> _PROBLEM DESCRIPTION_
Every record below should be copied exactly, with the pictures left out.

Items listed in a dataset:
= = = =
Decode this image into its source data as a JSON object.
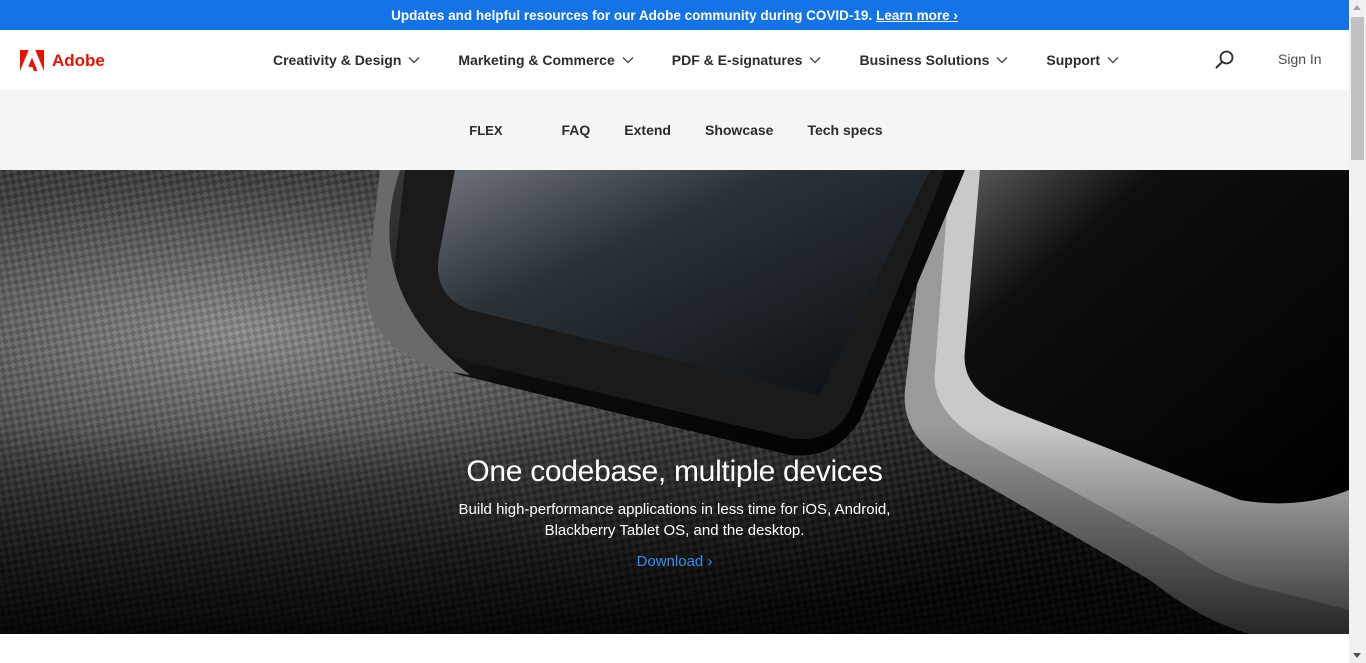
{
  "announcement": {
    "text": "Updates and helpful resources for our Adobe community during COVID-19.",
    "link": "Learn more ›"
  },
  "global_nav": {
    "logo_text": "Adobe",
    "menu": [
      {
        "label": "Creativity & Design"
      },
      {
        "label": "Marketing & Commerce"
      },
      {
        "label": "PDF & E-signatures"
      },
      {
        "label": "Business Solutions"
      },
      {
        "label": "Support"
      }
    ],
    "search_icon": "search-icon",
    "sign_in": "Sign In"
  },
  "local_nav": {
    "brand": "FLEX",
    "items": [
      {
        "label": "FAQ"
      },
      {
        "label": "Extend"
      },
      {
        "label": "Showcase"
      },
      {
        "label": "Tech specs"
      }
    ]
  },
  "hero": {
    "title": "One codebase, multiple devices",
    "description": "Build high-performance applications in less time for iOS, Android, Blackberry Tablet OS, and the desktop.",
    "cta": "Download ›"
  },
  "colors": {
    "announce_bg": "#1473e6",
    "adobe_red": "#eb1000",
    "link_blue": "#378ef0",
    "local_nav_bg": "#f5f5f5"
  }
}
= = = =
> _RESULT OF THIS EXERCISE_
Decode this image into its source data as a JSON object.
{
  "announcement": {
    "text": "Updates and helpful resources for our Adobe community during COVID-19.",
    "link": "Learn more ›"
  },
  "global_nav": {
    "logo_text": "Adobe",
    "menu": [
      {
        "label": "Creativity & Design"
      },
      {
        "label": "Marketing & Commerce"
      },
      {
        "label": "PDF & E-signatures"
      },
      {
        "label": "Business Solutions"
      },
      {
        "label": "Support"
      }
    ],
    "search_icon": "search-icon",
    "sign_in": "Sign In"
  },
  "local_nav": {
    "brand": "FLEX",
    "items": [
      {
        "label": "FAQ"
      },
      {
        "label": "Extend"
      },
      {
        "label": "Showcase"
      },
      {
        "label": "Tech specs"
      }
    ]
  },
  "hero": {
    "title": "One codebase, multiple devices",
    "description": "Build high-performance applications in less time for iOS, Android, Blackberry Tablet OS, and the desktop.",
    "cta": "Download ›"
  },
  "colors": {
    "announce_bg": "#1473e6",
    "adobe_red": "#eb1000",
    "link_blue": "#378ef0",
    "local_nav_bg": "#f5f5f5"
  }
}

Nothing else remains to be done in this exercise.